Among the entries below, find every line that has "title" and pull it out.
BEGIN DATA EXCERPTS
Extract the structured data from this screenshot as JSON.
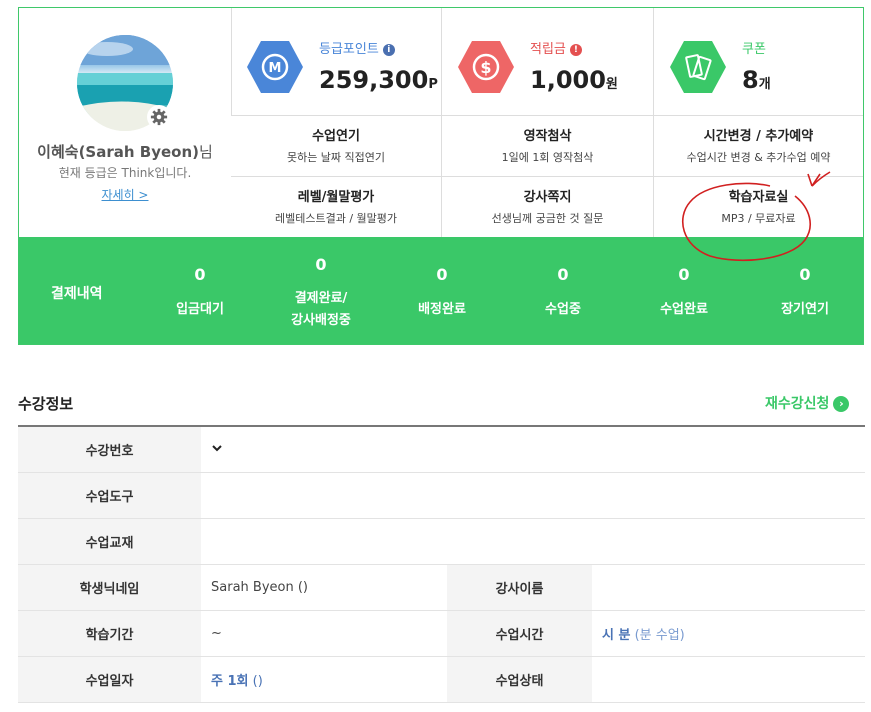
{
  "profile": {
    "name": "이혜숙(Sarah Byeon)",
    "name_suffix": "님",
    "grade_text": "현재 등급은 Think입니다.",
    "detail_link": "자세히 >"
  },
  "stats": [
    {
      "label": "등급포인트",
      "value": "259,300",
      "unit": "P",
      "icon": "m-hexagon-icon",
      "color": "#4a86d8",
      "label_color": "#4a86d8"
    },
    {
      "label": "적립금",
      "value": "1,000",
      "unit": "원",
      "icon": "dollar-hexagon-icon",
      "color": "#ee6666",
      "label_color": "#e45050"
    },
    {
      "label": "쿠폰",
      "value": "8",
      "unit": "개",
      "icon": "coupon-hexagon-icon",
      "color": "#3ac868",
      "label_color": "#3ac868"
    }
  ],
  "menu": [
    {
      "title": "수업연기",
      "sub": "못하는 날짜 직접연기"
    },
    {
      "title": "영작첨삭",
      "sub": "1일에 1회 영작첨삭"
    },
    {
      "title": "시간변경 / 추가예약",
      "sub": "수업시간 변경 & 추가수업 예약"
    },
    {
      "title": "레벨/월말평가",
      "sub": "레벨테스트결과 / 월말평가"
    },
    {
      "title": "강사쪽지",
      "sub": "선생님께 궁금한 것 질문"
    },
    {
      "title": "학습자료실",
      "sub": "MP3 / 무료자료"
    }
  ],
  "payment": {
    "label": "결제내역",
    "items": [
      {
        "count": "0",
        "label": "입금대기"
      },
      {
        "count": "0",
        "label": "결제완료/",
        "label2": "강사배정중"
      },
      {
        "count": "0",
        "label": "배정완료"
      },
      {
        "count": "0",
        "label": "수업중"
      },
      {
        "count": "0",
        "label": "수업완료"
      },
      {
        "count": "0",
        "label": "장기연기"
      }
    ]
  },
  "course": {
    "title": "수강정보",
    "reenroll": "재수강신청",
    "rows": {
      "course_no": {
        "label": "수강번호",
        "value": ""
      },
      "tool": {
        "label": "수업도구",
        "value": ""
      },
      "textbook": {
        "label": "수업교재",
        "value": ""
      },
      "nickname": {
        "label": "학생닉네임",
        "value": "Sarah Byeon ()"
      },
      "teacher": {
        "label": "강사이름",
        "value": ""
      },
      "period": {
        "label": "학습기간",
        "value": "~"
      },
      "class_time": {
        "label": "수업시간",
        "value": "시 분",
        "extra": "(분 수업)"
      },
      "days": {
        "label": "수업일자",
        "value": "주 1회",
        "extra": "()"
      },
      "status": {
        "label": "수업상태",
        "value": ""
      }
    }
  }
}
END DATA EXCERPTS
• **ANSWER SPACE**:
      "title": "수업연기",
      "title": "영작첨삭",
      "title": "시간변경 / 추가예약",
      "title": "레벨/월말평가",
      "title": "강사쪽지",
      "title": "학습자료실",
    "title": "수강정보",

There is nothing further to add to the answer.